Every taste is an opportunity to be left speechless and wide-eyed. There are weird fruits out there that taste like chicken (seriously), as well as ice cream, scrambled eggs, and other breakfast foods.
Cotton Candy Grapes
The Grapple, an apple doused in grape juice, was the final grape-related novelty fruit to make a big sensation. When you phrase it like that, it’s not all that exciting. However, the Cotton Candy Grape, developed in California, is the most exciting new grape variety this year.
The breeders did not resort to genetic engineering or covertly added flavours; rather, they crossed different strains of the plant until they achieved the desired flavor—a very light, highly sweet flavour that is reminiscent of spun cotton candy.
Ripe and unripe fruits can have wildly distinct tastes. Consider the unripe and green versions of the mango and the papaya, both of which are crisp and vegetal and are typically prepared as vegetables. On the other hand, the jackfruit goes even further in this regard. The jackfruit is a large, prickly fruit that originates in South and Southeast Asia and can weigh up to 80 pounds.
The unripe flesh, which emerges in pod forms, has a strange flavour and texture that is reminiscent of chicken breast. When ripe, the taste is quite different, resembling either pineapple or bubblegum in its crazily sweet, tropical flavour. It doesn’t appear like bubblegum at all, and more like a mediaeval weapon.

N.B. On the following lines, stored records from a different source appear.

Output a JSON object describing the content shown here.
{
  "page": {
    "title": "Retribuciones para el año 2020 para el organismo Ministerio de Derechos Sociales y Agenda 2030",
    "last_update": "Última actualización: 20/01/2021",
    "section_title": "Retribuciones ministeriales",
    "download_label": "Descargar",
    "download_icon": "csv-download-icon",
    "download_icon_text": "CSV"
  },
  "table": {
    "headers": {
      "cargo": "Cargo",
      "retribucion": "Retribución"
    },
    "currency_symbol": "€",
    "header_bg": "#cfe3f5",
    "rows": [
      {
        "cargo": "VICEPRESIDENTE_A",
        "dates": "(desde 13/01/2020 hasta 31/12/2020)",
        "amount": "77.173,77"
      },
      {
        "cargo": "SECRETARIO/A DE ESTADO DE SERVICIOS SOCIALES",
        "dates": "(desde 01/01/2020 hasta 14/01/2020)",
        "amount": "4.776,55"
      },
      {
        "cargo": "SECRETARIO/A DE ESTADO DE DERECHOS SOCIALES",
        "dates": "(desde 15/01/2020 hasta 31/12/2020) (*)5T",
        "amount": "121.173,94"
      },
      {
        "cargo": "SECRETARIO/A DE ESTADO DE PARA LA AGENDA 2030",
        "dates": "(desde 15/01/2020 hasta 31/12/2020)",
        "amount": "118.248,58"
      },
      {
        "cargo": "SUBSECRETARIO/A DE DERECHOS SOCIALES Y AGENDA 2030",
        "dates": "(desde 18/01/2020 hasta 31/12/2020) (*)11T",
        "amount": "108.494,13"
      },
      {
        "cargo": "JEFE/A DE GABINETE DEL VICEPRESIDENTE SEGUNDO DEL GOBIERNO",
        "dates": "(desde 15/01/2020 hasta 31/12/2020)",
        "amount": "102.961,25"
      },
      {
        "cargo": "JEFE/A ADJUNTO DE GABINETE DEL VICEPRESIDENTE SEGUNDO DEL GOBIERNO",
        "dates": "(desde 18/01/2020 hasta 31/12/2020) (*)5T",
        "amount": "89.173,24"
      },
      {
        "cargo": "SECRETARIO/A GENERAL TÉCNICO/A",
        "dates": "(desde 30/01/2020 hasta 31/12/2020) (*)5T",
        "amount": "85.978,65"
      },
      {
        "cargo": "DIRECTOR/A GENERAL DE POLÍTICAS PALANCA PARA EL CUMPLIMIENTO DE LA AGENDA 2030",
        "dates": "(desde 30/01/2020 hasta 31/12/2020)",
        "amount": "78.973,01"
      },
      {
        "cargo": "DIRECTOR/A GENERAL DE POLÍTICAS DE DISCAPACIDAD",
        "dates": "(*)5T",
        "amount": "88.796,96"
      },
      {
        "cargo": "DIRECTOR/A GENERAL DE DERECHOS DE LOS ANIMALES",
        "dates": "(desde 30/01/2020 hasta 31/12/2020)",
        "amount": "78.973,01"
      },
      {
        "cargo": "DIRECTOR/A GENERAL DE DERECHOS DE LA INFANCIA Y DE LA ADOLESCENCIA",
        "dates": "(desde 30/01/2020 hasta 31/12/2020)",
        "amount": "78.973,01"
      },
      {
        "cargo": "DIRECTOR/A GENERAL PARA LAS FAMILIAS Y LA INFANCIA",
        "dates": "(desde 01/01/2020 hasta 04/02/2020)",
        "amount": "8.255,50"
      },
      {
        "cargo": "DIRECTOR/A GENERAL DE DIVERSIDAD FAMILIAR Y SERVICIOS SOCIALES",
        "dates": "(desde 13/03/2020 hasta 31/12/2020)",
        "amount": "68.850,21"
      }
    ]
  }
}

The renowned durian, also endemic to Southeast Asia, is a large, spiky fruit. The durian is deceiving not because it is an ugly fruit that tastes great, but because it is an ugly fruit that doesn’t taste like a fruit. In spite of its powerful, almost offensive odour, the durian’s creamy flesh has a flavour resembling a purée of garlic and onions. (It’s an acquired taste.)

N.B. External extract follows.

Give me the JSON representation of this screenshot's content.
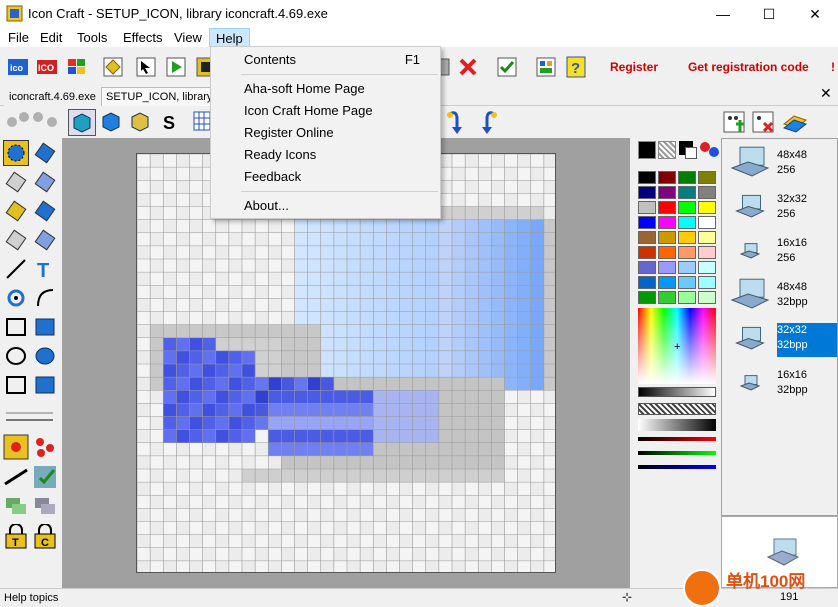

Blue Java Banana
Most Americans have only ever tasted one, two, or at most three distinct varieties of bananas. The Cavendish type is technically the “normal banana.” There are also young bananas, which occasionally appear in markets, and you may even include plantains. The Blue Java banana is a strange enough type for few Americans to have heard of it due to its unusual colour.
But wait, there’s more: the Blue Java is also called a “ice cream banana” due to its uncanny similarity in flavour to vanilla ice cream.
As more and more chefs experiment with using green, unripe strawberries in savoury dishes and pickles, it’s important to know that strawberries appear pale when unripe. Pineberries, on the other hand, are even paler.
Their introduction to the New York area occurred in 2012, and they are little, virtually white berries. But they don’t taste like conventional strawberries: Because of their pineapple-like taste, they are called “pineapple-strawberries” in Germany.
The ackee is a fruit in the lychee family, native to West Africa. It was brought to other parts of the world by slaves, but it became particularly popular in Jamaica, where it is now considered an essential ingredient in the national cuisine of ackee and saltfish.
The centre of the fruit is white, giving it a brain-like appearance, while the surface is a vibrant, celebratory crimson. Contrary to expectations, its flavour and texture are most like scrambled eggs, not tropical fruits.
The dragonfruit, depicted at the top of this piece, is arguably the most attractive fruit on Earth, thanks to its otherworldly hue of orange-pink and its unusual shape (an elongated oval with petal-like projections on all sides). The name means “dragon” in Chinese. Wow, that’s an awesome moniker.
If you’re already intrigued, opening it up might boost the ante: The two most prevalent colours are a stark white and a deep crimson, and both contain several tiny black seeds. The best-looking fruit in the world is also one of the blandest, but all of that is quickly dashed as you take a bite.
Dragonfruit is the sour, sweet lovechild of the kiwi and a sugar water. There is no sourness, barely any flavour, and some sweetness. It’s a bad smell.